## To do
Return the records that follow, unchanged and complete.

───

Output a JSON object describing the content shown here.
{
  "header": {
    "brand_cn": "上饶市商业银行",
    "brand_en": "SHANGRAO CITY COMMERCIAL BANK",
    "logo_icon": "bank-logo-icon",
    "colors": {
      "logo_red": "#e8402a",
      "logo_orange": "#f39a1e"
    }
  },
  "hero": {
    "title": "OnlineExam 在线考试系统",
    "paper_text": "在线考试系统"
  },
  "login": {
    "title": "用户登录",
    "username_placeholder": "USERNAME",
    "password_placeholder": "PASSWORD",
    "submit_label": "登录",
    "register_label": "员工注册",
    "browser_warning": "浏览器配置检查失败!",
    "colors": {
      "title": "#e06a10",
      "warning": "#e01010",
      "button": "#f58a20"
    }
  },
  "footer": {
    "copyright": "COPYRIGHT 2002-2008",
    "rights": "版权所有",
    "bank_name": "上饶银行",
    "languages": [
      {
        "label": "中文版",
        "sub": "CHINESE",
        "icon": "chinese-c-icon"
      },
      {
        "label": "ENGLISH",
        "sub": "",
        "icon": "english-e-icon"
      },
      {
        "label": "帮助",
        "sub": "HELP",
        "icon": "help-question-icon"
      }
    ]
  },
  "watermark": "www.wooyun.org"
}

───

## Response for this exercise
Output a JSON object describing the content shown here.
{
  "header": {
    "brand_cn": "上饶市商业银行",
    "brand_en": "SHANGRAO CITY COMMERCIAL BANK",
    "logo_icon": "bank-logo-icon",
    "colors": {
      "logo_red": "#e8402a",
      "logo_orange": "#f39a1e"
    }
  },
  "hero": {
    "title": "OnlineExam 在线考试系统",
    "paper_text": "在线考试系统"
  },
  "login": {
    "title": "用户登录",
    "username_placeholder": "USERNAME",
    "password_placeholder": "PASSWORD",
    "submit_label": "登录",
    "register_label": "员工注册",
    "browser_warning": "浏览器配置检查失败!",
    "colors": {
      "title": "#e06a10",
      "warning": "#e01010",
      "button": "#f58a20"
    }
  },
  "footer": {
    "copyright": "COPYRIGHT 2002-2008",
    "rights": "版权所有",
    "bank_name": "上饶银行",
    "languages": [
      {
        "label": "中文版",
        "sub": "CHINESE",
        "icon": "chinese-c-icon"
      },
      {
        "label": "ENGLISH",
        "sub": "",
        "icon": "english-e-icon"
      },
      {
        "label": "帮助",
        "sub": "HELP",
        "icon": "help-question-icon"
      }
    ]
  },
  "watermark": "www.wooyun.org"
}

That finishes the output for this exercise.